But it turns out that South Africans are mere amateurs at bureaucracy compared to Higher Education in England. My life is paperwork. Paperwork if I want to give students an extra week to write their essays. Evaluations to write up about my students' evaluations of my courses. Then evaluations of the external examiner's evaluations of my evaluation of my students. (Most American universities don't even have external examiners.) Evaluations of all the courses in the department, then evaluations of all of the degrees on which those courses are offered. My reading lists have to be written up in at least three different formats (one for the library, one for the bookshop, one for the students) before each course. And, just like in South Africa, there's always someone in some office to tell you that you've misinterpreted a question or you were supposed to fill out a CQ3 instead of a QC3, and therefore your proposal/evaluation/application won't be considered again until the next committee meeting.
But the most difficult part is that I have a big block against talking about this paperwork, because I just can't get my brain around the local terminology. My colleagues use the term pro forma for what I would call a form. This is a Latin prepositional phrase that means 'on account of form'. Using it as an adverb seems natural (It was done pro forma), as does using it as an adjective (a pro forma document). My colleagues use it as a noun, though, which I've never experienced outside the UK. The noun sense ('an official form for completion' [OED]) is not found in American dictionaries (well, at least not Merriam-Webster's or American Heritage), but is in Oxford's. It's spelt a variety of ways:

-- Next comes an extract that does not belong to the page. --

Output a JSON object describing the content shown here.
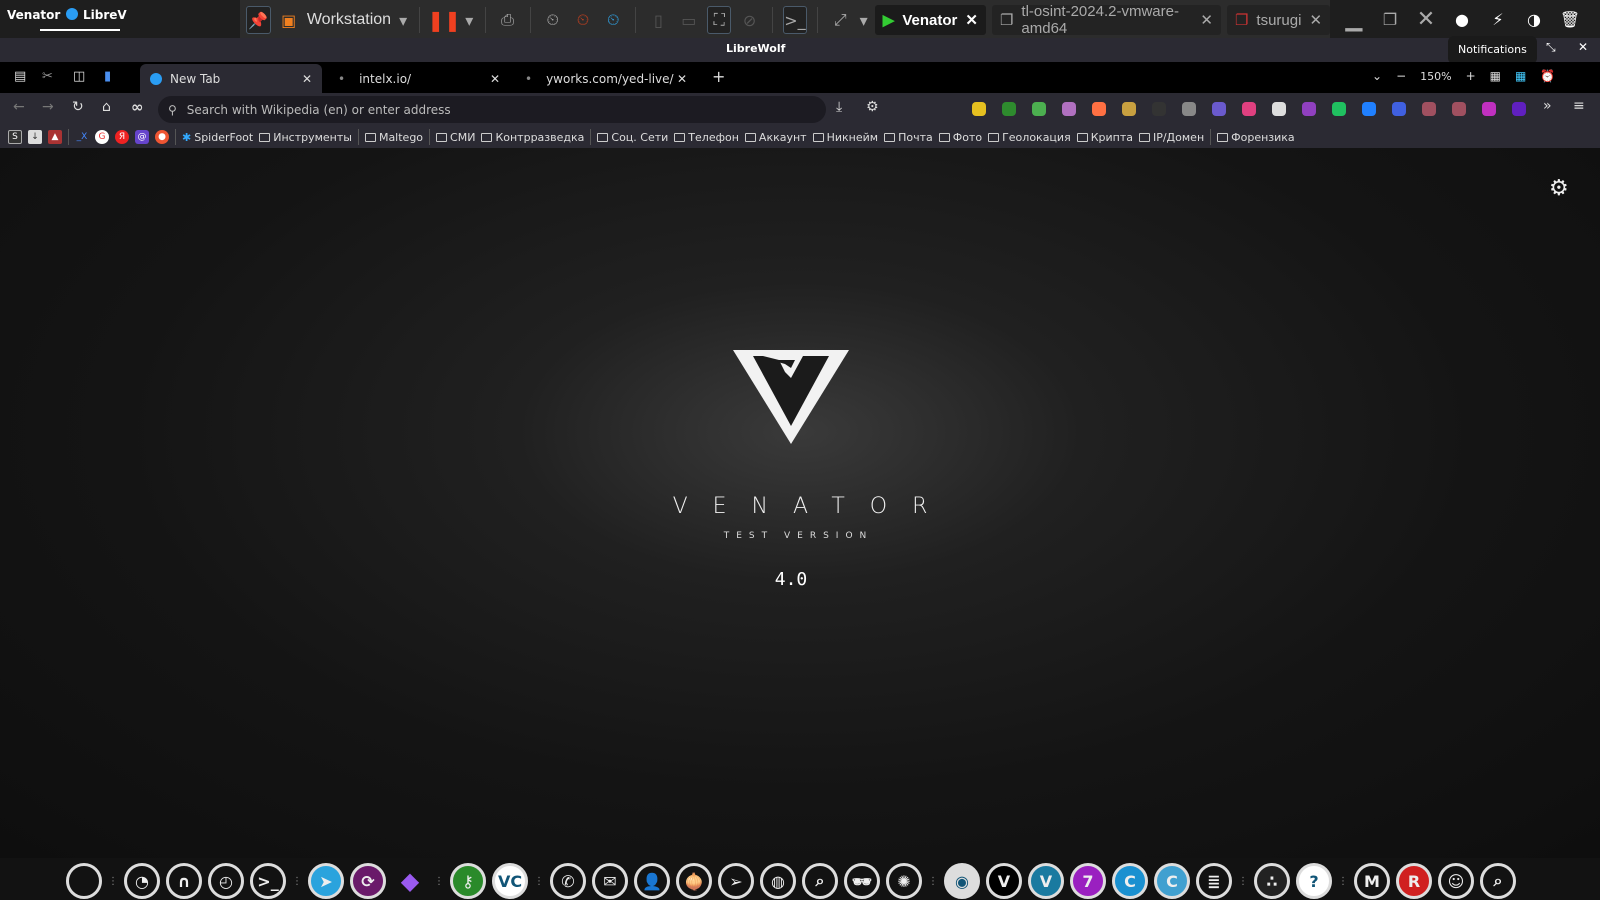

1945 Ann. Trop. Med. & Parasitol. XXXIX. 226 A senior member of the nursing staff..checked that the patient took the tablet and recorded each dose given and taken on a pro-forma. [OED]The examples above make clear that use of this term is common in medical jargon, but I'm here to tell you that the term is alive and well in English Higher Education as well.
1978 Jrnl. R. Soc. Med. LXXI. 413 Details of the illness were recorded on a proforma. [OED]

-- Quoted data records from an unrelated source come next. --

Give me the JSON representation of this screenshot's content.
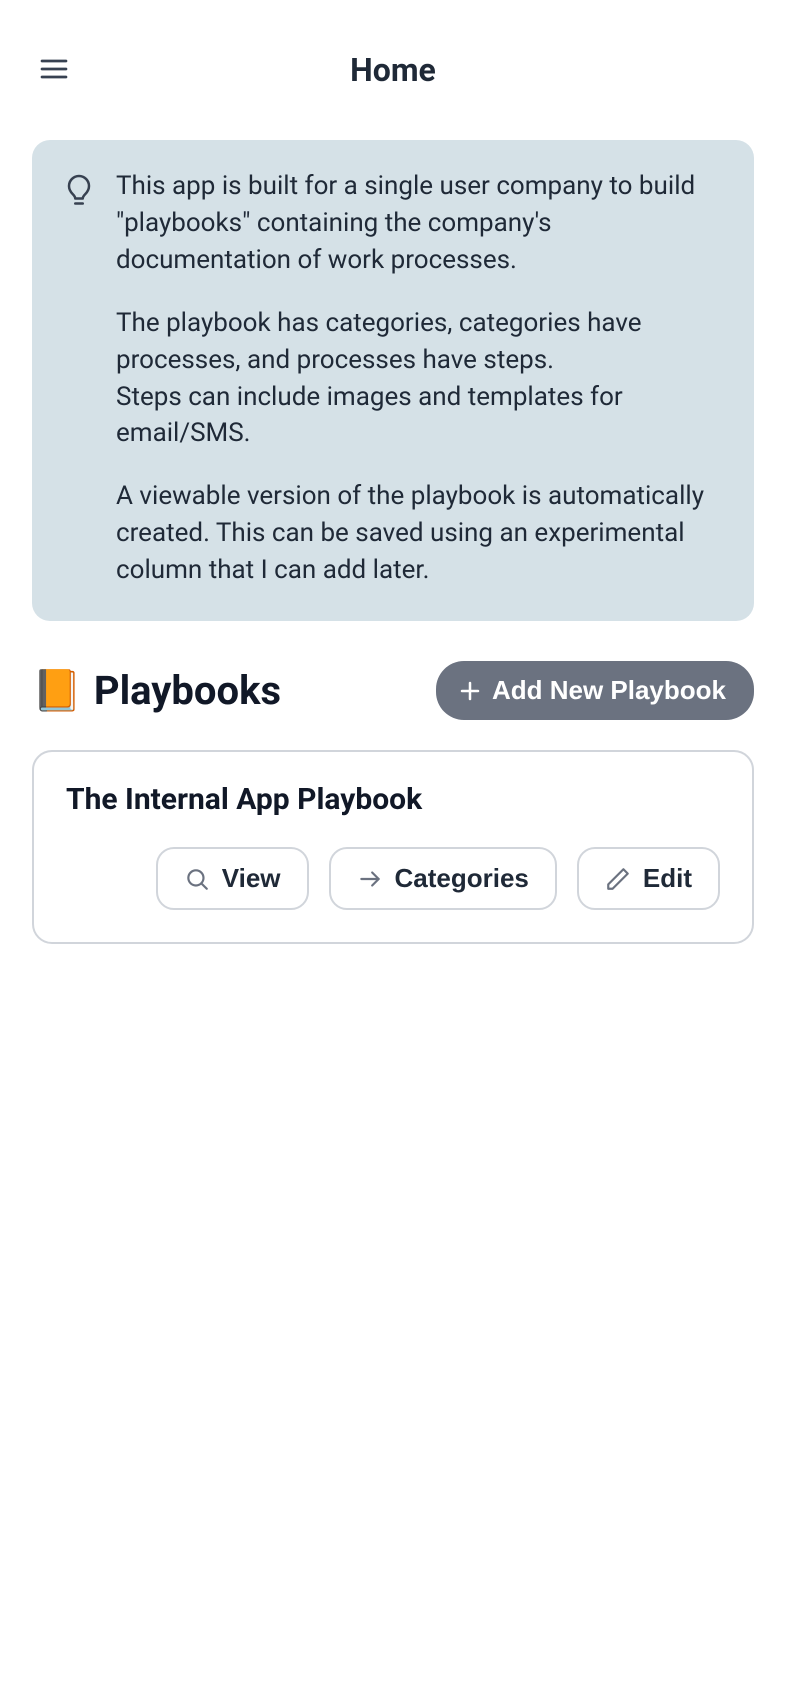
{
  "header": {
    "title": "Home"
  },
  "info": {
    "p1": "This app is built for a single user company to build \"playbooks\" containing the company's documentation of work processes.",
    "p2": "The playbook has categories, categories have processes, and processes have steps.",
    "p3": "Steps can include images and templates for email/SMS.",
    "p4": "A viewable version of the playbook is automatically created. This can be saved using an experimental column that I can add later."
  },
  "section": {
    "emoji": "📙",
    "title": "Playbooks",
    "add_label": "Add New Playbook"
  },
  "playbooks": [
    {
      "title": "The Internal App Playbook",
      "view_label": "View",
      "categories_label": "Categories",
      "edit_label": "Edit"
    }
  ]
}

Use of a pro forma for head injuries in the accident and emergency department [Journal of Accident and Emergency Medicine, 1994]

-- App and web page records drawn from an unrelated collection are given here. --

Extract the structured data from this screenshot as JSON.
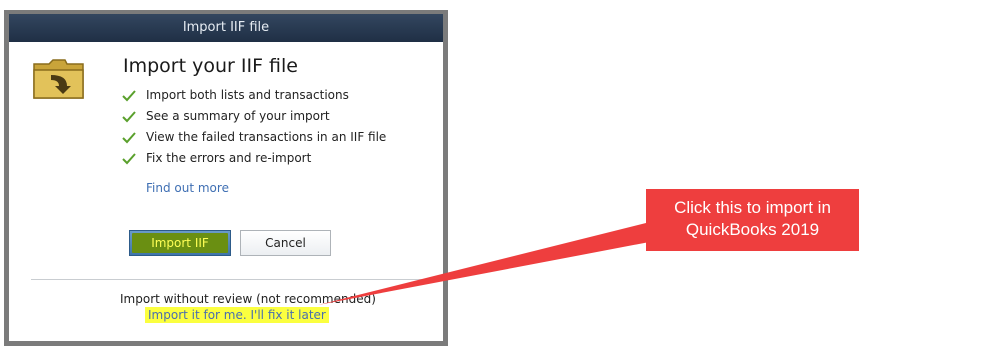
{
  "dialog": {
    "title": "Import IIF file",
    "heading": "Import your IIF file",
    "features": [
      "Import both lists and transactions",
      "See a summary of your import",
      "View the failed transactions in an IIF file",
      "Fix the errors and re-import"
    ],
    "find_more": "Find out more",
    "import_button": "Import IIF",
    "cancel_button": "Cancel",
    "no_review_label": "Import without review (not recommended)",
    "import_later_link": "Import it for me. I'll fix it later"
  },
  "callout": {
    "text_line1": "Click this to import in",
    "text_line2": "QuickBooks 2019"
  },
  "colors": {
    "titlebar": "#2a3c55",
    "import_button_fill": "#6a8f12",
    "import_button_text": "#ffff55",
    "link": "#3f6fb3",
    "highlight": "#fbff3f",
    "callout": "#ee3e3e",
    "check": "#5aa02c"
  },
  "icons": {
    "folder": "folder-import-icon",
    "check": "check-icon"
  }
}
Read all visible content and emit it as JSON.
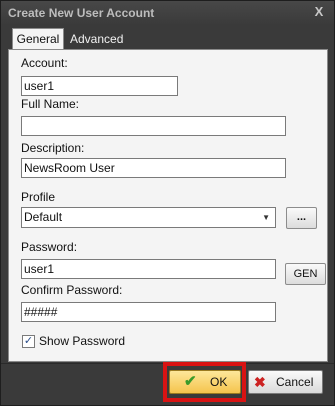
{
  "window": {
    "title": "Create New User Account",
    "close_label": "X"
  },
  "tabs": {
    "general": "General",
    "advanced": "Advanced"
  },
  "form": {
    "account_label": "Account:",
    "account_value": "user1",
    "fullname_label": "Full Name:",
    "fullname_value": "",
    "description_label": "Description:",
    "description_value": "NewsRoom User",
    "profile_label": "Profile",
    "profile_selected": "Default",
    "browse_label": "...",
    "password_label": "Password:",
    "password_value": "user1",
    "gen_label": "GEN",
    "confirm_label": "Confirm Password:",
    "confirm_value": "#####",
    "show_password_label": "Show Password",
    "show_password_checked": true
  },
  "buttons": {
    "ok_label": "OK",
    "cancel_label": "Cancel"
  },
  "colors": {
    "highlight": "#d81313",
    "ok_fill": "#f5c44d"
  },
  "icons": {
    "ok": "checkmark-icon",
    "cancel": "x-icon",
    "dropdown": "chevron-down-icon"
  }
}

Now, form in this meaning is perfectly sayable in British English, so I'm not really sure what has motivated the use of pro forma as a noun. But we can note that form has another sense in BrE, relating to a division of students in a school, discussed back here.